The national map shows a similar colorscape.
But lest any local voters lament that their opinions were rendered moot, consider Congress. For the eighth straight election, voters in Oregon’s 2nd Congressional District, which includes all of the state east of the Cascades, elected Republican Greg Walden to a two-year term.
A compelling case can be made that Walden’s position more directly affects Baker County than whoever is living in the White House. When a flood wrecks irrigation ditches, for instance, it’s Walden who’s likely to be the most vocal and influential advocate for local needs and concerns. Our majority voice still rings clearly in the House of Representatives.
Take aim to shoot down school board recall
I see that chief petitioner Kerry McQuisten has collected enough signatures to place on the ballot a recall election to oust two 5J school board members. By doing so, McQuisten and the 916+ recall petition signers are requiring 5J School District to involuntarily expend about $10,000 of taxpayer money to pay Baker County for the election.
Although allowed under Oregon recall law, such a reaching into every taxpayer’s pocket smacks of “taxation without representation,” a primary reason for the 13 colonies declaring independence from England and the resulting Revolutionary War.
In these economic bad times, 5J School District can’t afford to expend $10,000 that could much, much better be put to use educating our youth.
I hope 5J taxpayers raise their muskets, take aim, and with a NO VOTE shoot down this expensive, unnecessary recall.
By Jasyon Jacoby
Baker City Herald Editor
The season of the hitchhiking leaf is upon us, and neither our soles nor our kitchen floors will be safe for some weeks.
Or until the snow gets deep anyway.
Government can push companies overseas, too
Many politicians love to rail against corporations for “shipping jobs overseas,” claiming that they deliberately deny Americans jobs so they can take advantage of low wages in Third World countries. However, these same politicians pass laws and regulations which, like medications, generally come with unforeseen, unpleasant side effects.
Politics has earned its reputation as a nasty business.
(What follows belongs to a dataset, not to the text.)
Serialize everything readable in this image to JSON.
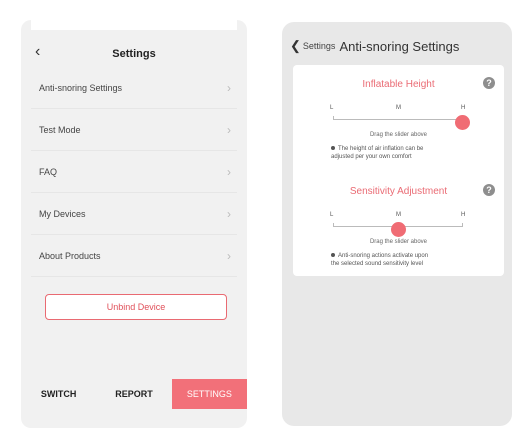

National campaigns that include the quadrennial presidential election — only one more day of the current iteration, fortunately — tend to get particularly fractious.